*DATA FOR THE TASK*:
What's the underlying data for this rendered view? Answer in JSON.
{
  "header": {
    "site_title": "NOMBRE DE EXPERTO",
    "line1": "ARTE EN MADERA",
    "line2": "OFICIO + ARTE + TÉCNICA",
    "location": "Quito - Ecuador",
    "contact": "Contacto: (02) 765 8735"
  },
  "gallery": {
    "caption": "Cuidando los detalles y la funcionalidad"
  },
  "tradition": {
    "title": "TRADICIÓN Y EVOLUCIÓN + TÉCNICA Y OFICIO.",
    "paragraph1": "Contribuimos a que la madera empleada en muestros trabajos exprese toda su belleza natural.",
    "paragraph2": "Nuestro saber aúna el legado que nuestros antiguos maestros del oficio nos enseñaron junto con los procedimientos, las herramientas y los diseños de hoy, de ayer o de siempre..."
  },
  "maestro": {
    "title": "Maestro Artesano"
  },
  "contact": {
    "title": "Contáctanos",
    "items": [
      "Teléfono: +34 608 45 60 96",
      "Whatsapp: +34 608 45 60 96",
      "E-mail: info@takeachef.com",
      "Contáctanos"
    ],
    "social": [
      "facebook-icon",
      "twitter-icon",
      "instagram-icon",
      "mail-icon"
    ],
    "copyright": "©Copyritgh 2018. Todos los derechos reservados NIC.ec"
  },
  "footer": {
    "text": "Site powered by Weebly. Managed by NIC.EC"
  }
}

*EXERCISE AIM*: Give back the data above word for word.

*RESULT OF THIS EXERCISE*:
What's the underlying data for this rendered view? Answer in JSON.
{
  "header": {
    "site_title": "NOMBRE DE EXPERTO",
    "line1": "ARTE EN MADERA",
    "line2": "OFICIO + ARTE + TÉCNICA",
    "location": "Quito - Ecuador",
    "contact": "Contacto: (02) 765 8735"
  },
  "gallery": {
    "caption": "Cuidando los detalles y la funcionalidad"
  },
  "tradition": {
    "title": "TRADICIÓN Y EVOLUCIÓN + TÉCNICA Y OFICIO.",
    "paragraph1": "Contribuimos a que la madera empleada en muestros trabajos exprese toda su belleza natural.",
    "paragraph2": "Nuestro saber aúna el legado que nuestros antiguos maestros del oficio nos enseñaron junto con los procedimientos, las herramientas y los diseños de hoy, de ayer o de siempre..."
  },
  "maestro": {
    "title": "Maestro Artesano"
  },
  "contact": {
    "title": "Contáctanos",
    "items": [
      "Teléfono: +34 608 45 60 96",
      "Whatsapp: +34 608 45 60 96",
      "E-mail: info@takeachef.com",
      "Contáctanos"
    ],
    "social": [
      "facebook-icon",
      "twitter-icon",
      "instagram-icon",
      "mail-icon"
    ],
    "copyright": "©Copyritgh 2018. Todos los derechos reservados NIC.ec"
  },
  "footer": {
    "text": "Site powered by Weebly. Managed by NIC.EC"
  }
}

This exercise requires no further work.